↓↓↓
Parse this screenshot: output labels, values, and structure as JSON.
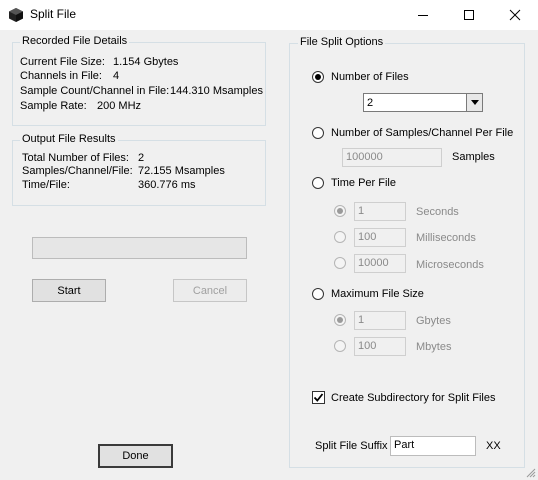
{
  "window": {
    "title": "Split File"
  },
  "recorded": {
    "legend": "Recorded File Details",
    "rows": [
      {
        "label": "Current File Size:",
        "value": "1.154 Gbytes"
      },
      {
        "label": "Channels in File:",
        "value": "4"
      },
      {
        "label": "Sample Count/Channel in File:",
        "value": "144.310 Msamples"
      },
      {
        "label": "Sample Rate:",
        "value": "200 MHz"
      }
    ]
  },
  "output": {
    "legend": "Output File Results",
    "rows": [
      {
        "label": "Total Number of Files:",
        "value": "2"
      },
      {
        "label": "Samples/Channel/File:",
        "value": "72.155 Msamples"
      },
      {
        "label": "Time/File:",
        "value": "360.776 ms"
      }
    ]
  },
  "progress": {
    "fraction": 0
  },
  "buttons": {
    "start": "Start",
    "cancel": "Cancel",
    "done": "Done"
  },
  "options": {
    "legend": "File Split Options",
    "num_files": {
      "label": "Number of Files",
      "selected": true,
      "value": "2"
    },
    "samples_per_file": {
      "label": "Number of Samples/Channel Per File",
      "selected": false,
      "value": "100000",
      "unit": "Samples"
    },
    "time_per_file": {
      "label": "Time Per File",
      "selected": false,
      "seconds": {
        "value": "1",
        "unit": "Seconds",
        "selected": true
      },
      "milliseconds": {
        "value": "100",
        "unit": "Milliseconds",
        "selected": false
      },
      "microseconds": {
        "value": "10000",
        "unit": "Microseconds",
        "selected": false
      }
    },
    "max_file_size": {
      "label": "Maximum File Size",
      "selected": false,
      "gbytes": {
        "value": "1",
        "unit": "Gbytes",
        "selected": true
      },
      "mbytes": {
        "value": "100",
        "unit": "Mbytes",
        "selected": false
      }
    },
    "subdirectory": {
      "label": "Create Subdirectory for Split Files",
      "checked": true
    },
    "suffix": {
      "label": "Split File Suffix",
      "value": "Part",
      "trailing": "XX"
    }
  }
}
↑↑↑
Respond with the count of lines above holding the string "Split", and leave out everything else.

▸ **RESPONSE FOR THIS EXERCISE**
4